The following day started again with a press entourage for company and an immediate Category 4 climb of the Cote de Ponte de Salars and the Col de Vernhette. We were joined by the women’s team Donnons des Elle who are also cycling the whole of the TdF route to raise the profile of women’s cycling and advocate for a women’s Tour de France.
This was one of my favourite moments of the Le Tour One Day Ahead so far as it was a real honour to cycle with them and share experiences of, and visions for, women’s cycling. Another highlight of the day was in the afternoon where a young boy in an Astana team jersey joined our peloton and was welcomed at the front by Lance where he gave his all to stay with our group. Lance pretended to be really blowing hard and struggling to stay with the boy and it was such a cute moment.
It seems that most stages this year have a nasty end and this day’s finish was up a 3kilometre lung-busting climb at an average of 10%! After battling through the press to get onto the team bus we said our goodbyes to Lance who gave a moving farewell speech and wished us luck for the rest of the challenge…
Of course Lance is a controversial figure but his presence on Le Tour One Day Ahead undoubtedly raised the profile of our challenge with media reports being broadcast worldwide. This attention has translated into more money for the charity Cure Leukaemia, which is what is important. At the end of the day this challenge isn’t about cycling it’s about raising money to fund research nurses and clinical trials. Some of the patients we met at the Centre for Clinical Excellence knew very little about Lance Armstrong, but what they did know was that more money was needed to fund the pioneering work of the Centre. I was actually surprised at the positive response Lance received along the route with the vast majority of people cheering and applauding him as we passed.

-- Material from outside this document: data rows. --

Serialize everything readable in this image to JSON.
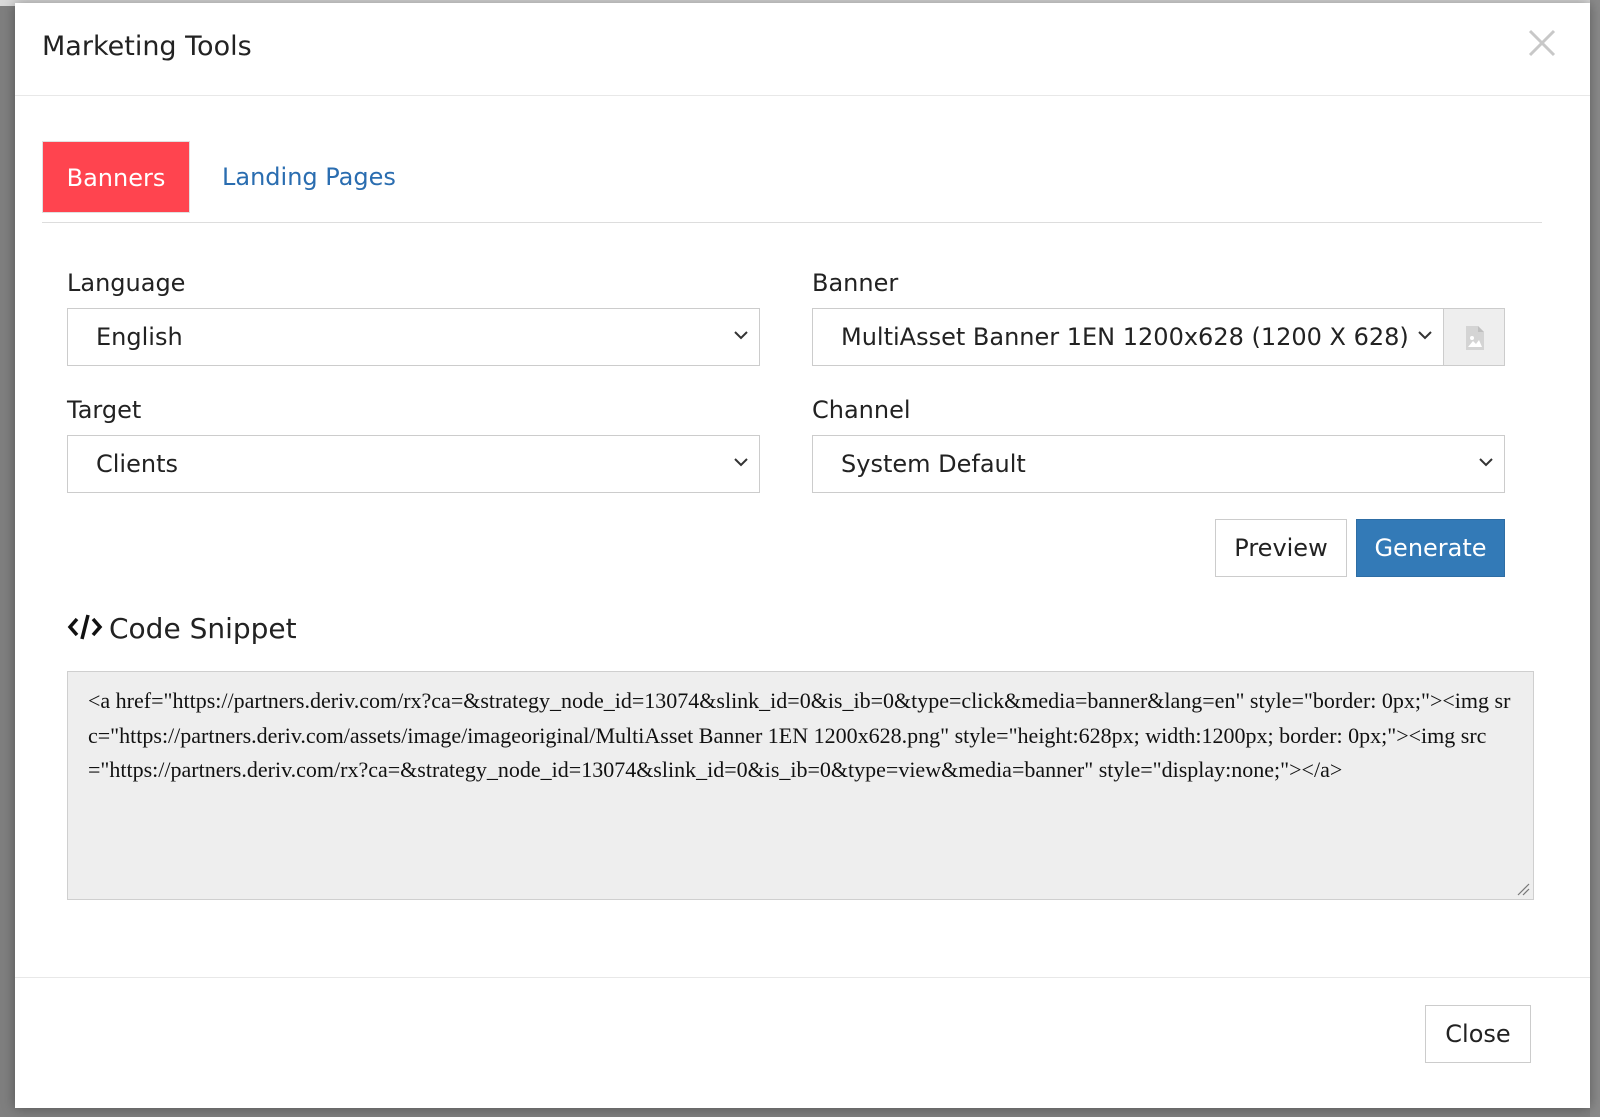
{
  "modal": {
    "title": "Marketing Tools",
    "close_icon": "close-icon"
  },
  "tabs": [
    {
      "label": "Banners",
      "active": true
    },
    {
      "label": "Landing Pages",
      "active": false
    }
  ],
  "form": {
    "language": {
      "label": "Language",
      "value": "English"
    },
    "banner": {
      "label": "Banner",
      "value": "MultiAsset Banner 1EN 1200x628 (1200 X 628)",
      "addon_icon": "image-file-icon"
    },
    "target": {
      "label": "Target",
      "value": "Clients"
    },
    "channel": {
      "label": "Channel",
      "value": "System Default"
    }
  },
  "actions": {
    "preview_label": "Preview",
    "generate_label": "Generate"
  },
  "snippet": {
    "heading": "Code Snippet",
    "icon": "code-icon",
    "code": "<a href=\"https://partners.deriv.com/rx?ca=&strategy_node_id=13074&slink_id=0&is_ib=0&type=click&media=banner&lang=en\" style=\"border: 0px;\"><img src=\"https://partners.deriv.com/assets/image/imageoriginal/MultiAsset Banner 1EN 1200x628.png\" style=\"height:628px; width:1200px; border: 0px;\"><img src=\"https://partners.deriv.com/rx?ca=&strategy_node_id=13074&slink_id=0&is_ib=0&type=view&media=banner\" style=\"display:none;\"></a>"
  },
  "footer": {
    "close_label": "Close"
  },
  "colors": {
    "active_tab": "#ff444f",
    "link": "#2a6db0",
    "primary_button": "#337ab7"
  }
}
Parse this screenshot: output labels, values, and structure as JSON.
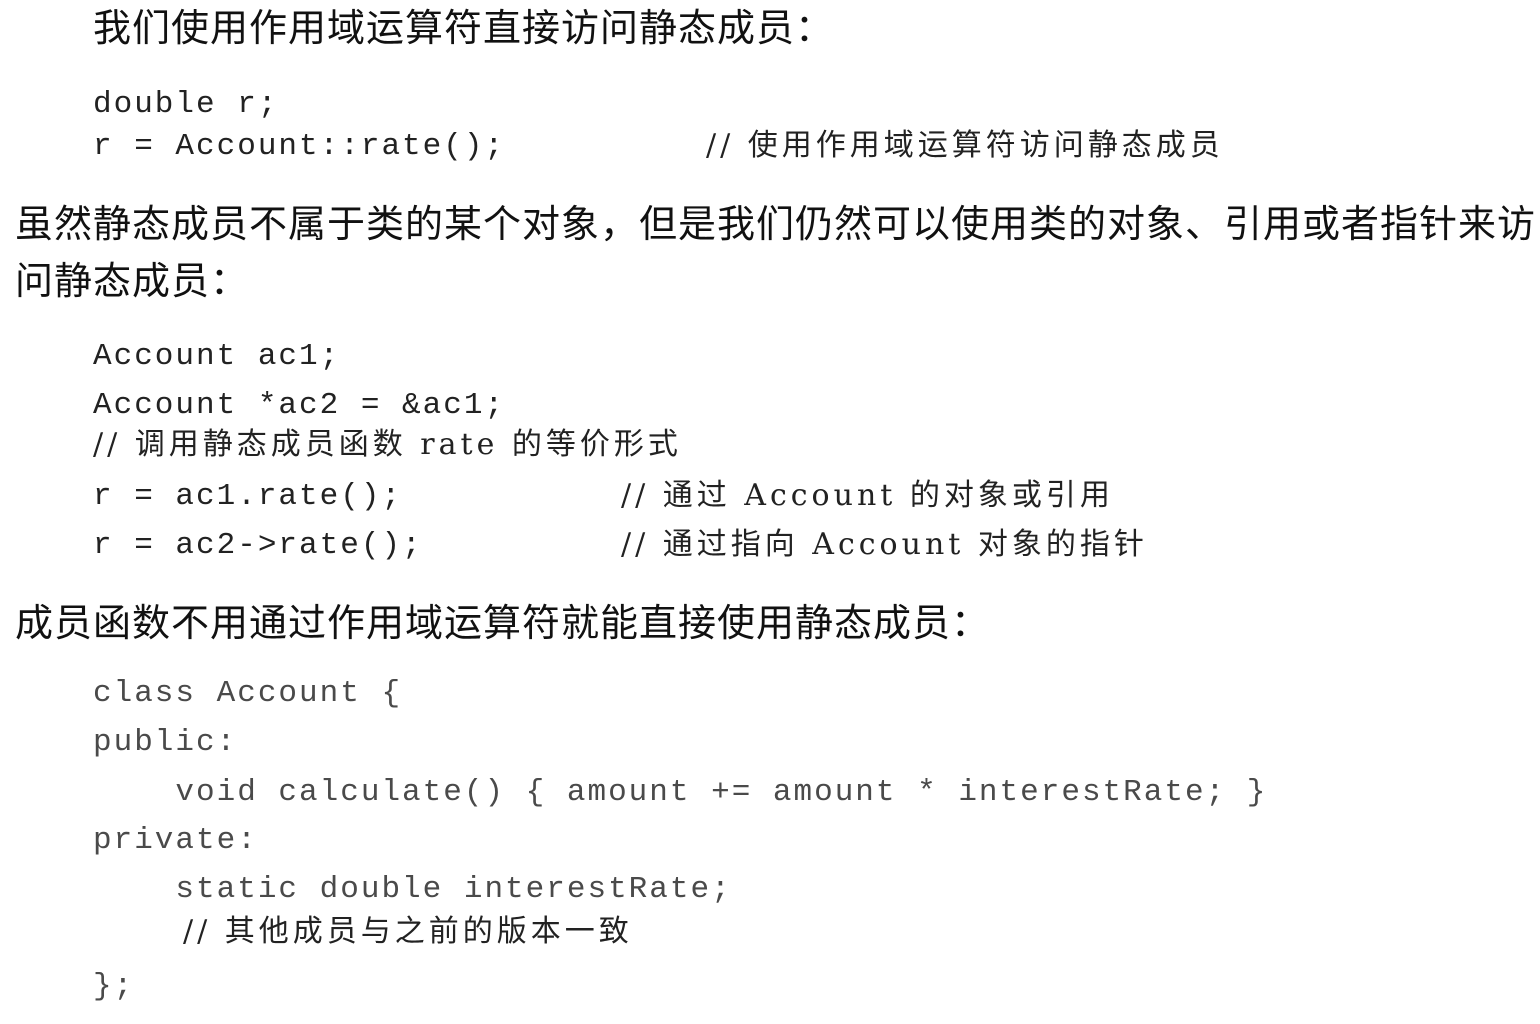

After the excitement of the last two days, stages 15 and 16 were more peaceful and almost mirror-images of each other in terms of their profile. Stage 15 through the Rhone Valley had two large descents whilst stage 16 was a day of long and steady climbing into Gap, the gateway into the Alps. The final descent of the day was down the Col de Mense, where in 2003 Lance Armstrong had to cut across a field after Joseba Beloki came off and Armstrong was forced off the road! Luckily I managed to stay upright all the way down the descent into Gap and am enjoying my rest day, before tackling four brutal days of climbing in the Alps.
Part Three of Helen’s Le Tour One Day Ahead feature will be published on Cyclo soon – follow us on Twitter for all the latest news, plus feature and review alerts. You can read Part One of her report here. Helen’s efforts in Le Tour One Day were supported by SportsCover Direct.
Further details of Le Tour One Day Ahead at beforethetour.com and, most importantly, you can help add to Helen’s incredible fundraising total for Cure Leukaemia by donating at JustGiving.
The Near Miss Project, which studied cycling incidents that did not result in injuries, but ‘profoundly influences people’s experience and behaviours’ has published its findings. Analysing the daily cycling experiences of 1,500 people across the UK between October 20 and November 2, 2014 the Near Miss Project details nearly 4,000 incidents, confirming that: ‘regular cyclists incur a ‘very scary incident’ at least once a week; an average of 60 per annum.’
Setting out why near misses are important, giving results from the study that show the scale of the problem, and how it affects different groups of cyclists, the research was funded by Creative Exchange and Blaze and led by the Westminster University with Goldsmiths College and The Bike Show working as collaborators.
You can read the full findings of the Near Miss Project here.